_DATA_
====================

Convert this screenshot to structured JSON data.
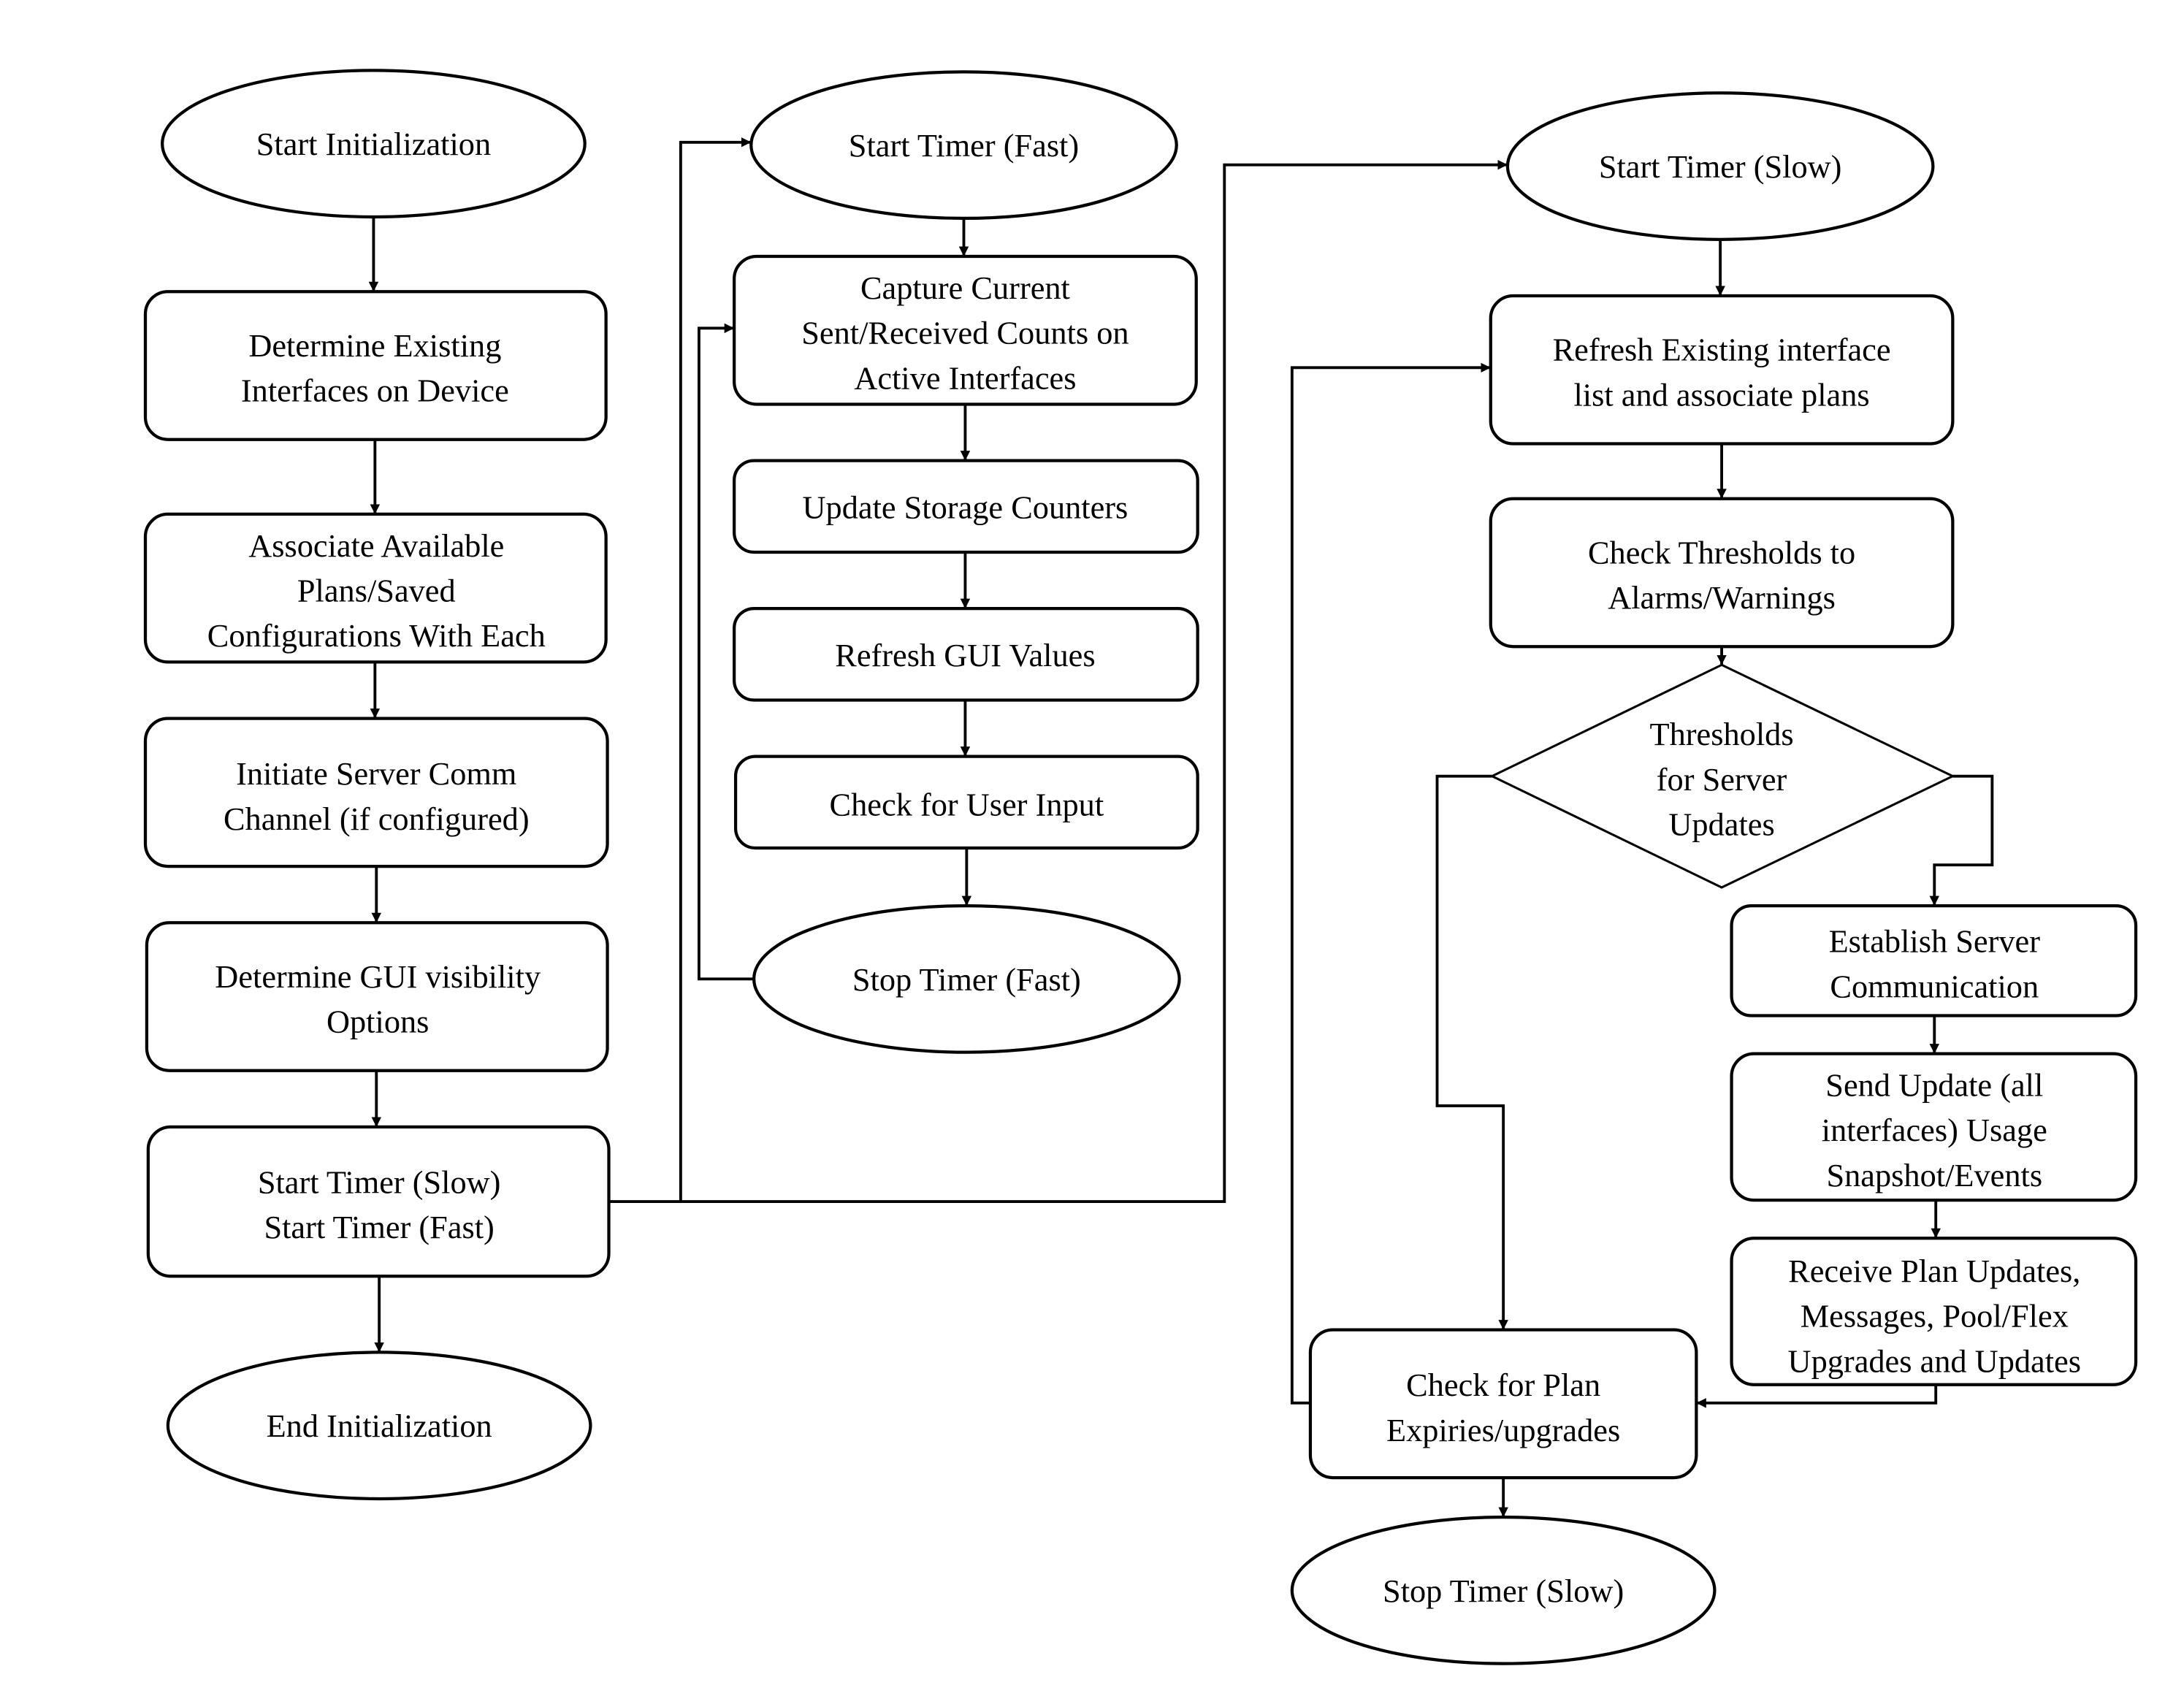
{
  "diagram": {
    "columns": {
      "initialization": {
        "start": "Start Initialization",
        "steps": [
          [
            "Determine Existing",
            "Interfaces on Device"
          ],
          [
            "Associate Available",
            "Plans/Saved",
            "Configurations With Each"
          ],
          [
            "Initiate Server Comm",
            "Channel (if configured)"
          ],
          [
            "Determine GUI visibility",
            "Options"
          ],
          [
            "Start Timer (Slow)",
            "Start Timer (Fast)"
          ]
        ],
        "end": "End Initialization"
      },
      "fast_timer": {
        "start": "Start Timer (Fast)",
        "steps": [
          [
            "Capture Current",
            "Sent/Received Counts on",
            "Active Interfaces"
          ],
          [
            "Update Storage Counters"
          ],
          [
            "Refresh GUI Values"
          ],
          [
            "Check for User Input"
          ]
        ],
        "end": "Stop Timer (Fast)"
      },
      "slow_timer": {
        "start": "Start Timer (Slow)",
        "steps": [
          [
            "Refresh Existing interface",
            "list and associate plans"
          ],
          [
            "Check Thresholds to",
            "Alarms/Warnings"
          ]
        ],
        "decision": [
          "Thresholds",
          "for Server",
          "Updates"
        ],
        "server_steps": [
          [
            "Establish Server",
            "Communication"
          ],
          [
            "Send Update (all",
            "interfaces) Usage",
            "Snapshot/Events"
          ],
          [
            "Receive Plan Updates,",
            "Messages, Pool/Flex",
            "Upgrades and Updates"
          ]
        ],
        "check_plan": [
          "Check for Plan",
          "Expiries/upgrades"
        ],
        "end": "Stop Timer (Slow)"
      }
    }
  }
}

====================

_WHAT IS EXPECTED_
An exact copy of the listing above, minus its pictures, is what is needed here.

_RESPONSE TO THIS EXERCISE_
Convert this screenshot to structured JSON data.
{
  "diagram": {
    "columns": {
      "initialization": {
        "start": "Start Initialization",
        "steps": [
          [
            "Determine Existing",
            "Interfaces on Device"
          ],
          [
            "Associate Available",
            "Plans/Saved",
            "Configurations With Each"
          ],
          [
            "Initiate Server Comm",
            "Channel (if configured)"
          ],
          [
            "Determine GUI visibility",
            "Options"
          ],
          [
            "Start Timer (Slow)",
            "Start Timer (Fast)"
          ]
        ],
        "end": "End Initialization"
      },
      "fast_timer": {
        "start": "Start Timer (Fast)",
        "steps": [
          [
            "Capture Current",
            "Sent/Received Counts on",
            "Active Interfaces"
          ],
          [
            "Update Storage Counters"
          ],
          [
            "Refresh GUI Values"
          ],
          [
            "Check for User Input"
          ]
        ],
        "end": "Stop Timer (Fast)"
      },
      "slow_timer": {
        "start": "Start Timer (Slow)",
        "steps": [
          [
            "Refresh Existing interface",
            "list and associate plans"
          ],
          [
            "Check Thresholds to",
            "Alarms/Warnings"
          ]
        ],
        "decision": [
          "Thresholds",
          "for Server",
          "Updates"
        ],
        "server_steps": [
          [
            "Establish Server",
            "Communication"
          ],
          [
            "Send Update (all",
            "interfaces) Usage",
            "Snapshot/Events"
          ],
          [
            "Receive Plan Updates,",
            "Messages, Pool/Flex",
            "Upgrades and Updates"
          ]
        ],
        "check_plan": [
          "Check for Plan",
          "Expiries/upgrades"
        ],
        "end": "Stop Timer (Slow)"
      }
    }
  }
}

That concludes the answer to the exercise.